Skillern Law Firm, PLLC can create both types of trust for your estate planning needs. Please contact us today! If you are interested in creating a will instead of a trust, please read our last post – The Difference Between a Will and a Trust.
Lions, tigers and bears! Oh my! Sometimes thinking about estate planning is as scary as a pack of wild animals. Understanding wills and trusts might make one feel as if they aren’t, perhaps, in Kansas anymore, but the differences and similarities are easy to learn.
Let start small. Wills and trusts both dispose of property after death. Both are documents that dictate your wishes in written form. Wills and trusts do differ in the following ways:
- Privacy. Wills are private documents until they are entered in a probate proceeding. Probate proceedings are open to the public, and anyone can see how your estate was distributed after your death. Trusts are private documents. The public will be able to see that you have created a trust, but the public will not know the contents of the trust. Further, trusts are not entered into probate, and the distribution of assets will never be open to the public.
- Disability. A will makes no provisions for disability. A trust allows for a successor trustee to manage assets without the need for a court proceeding.
- Cost. Wills are less expansive in the short term, but heirs might incur more costs after death in probate attorney fees.
- Effort. Wills require only the effort to write one. Trusts require a little more time investment, in the transferring of assets into the trust. However, this process can (and should) be done by your trust attorney.

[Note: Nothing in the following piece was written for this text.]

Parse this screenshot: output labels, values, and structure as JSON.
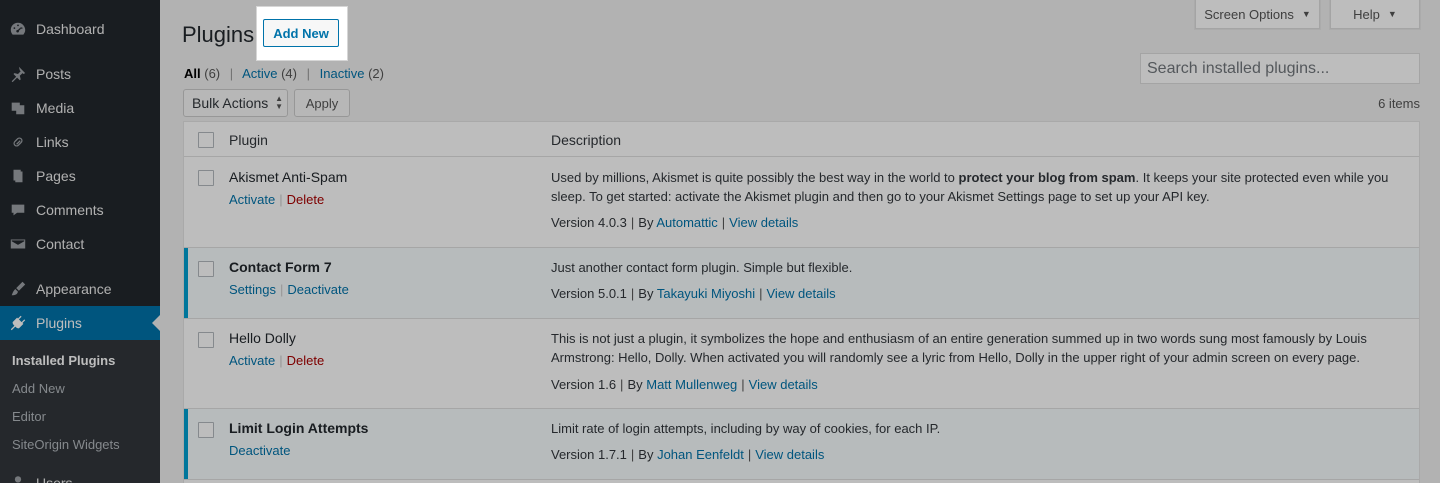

- Creditor protection. Neither wills nor trusts can shield their makers from creditors. Trusts can include provisions that shield its assets from heir’s creditors.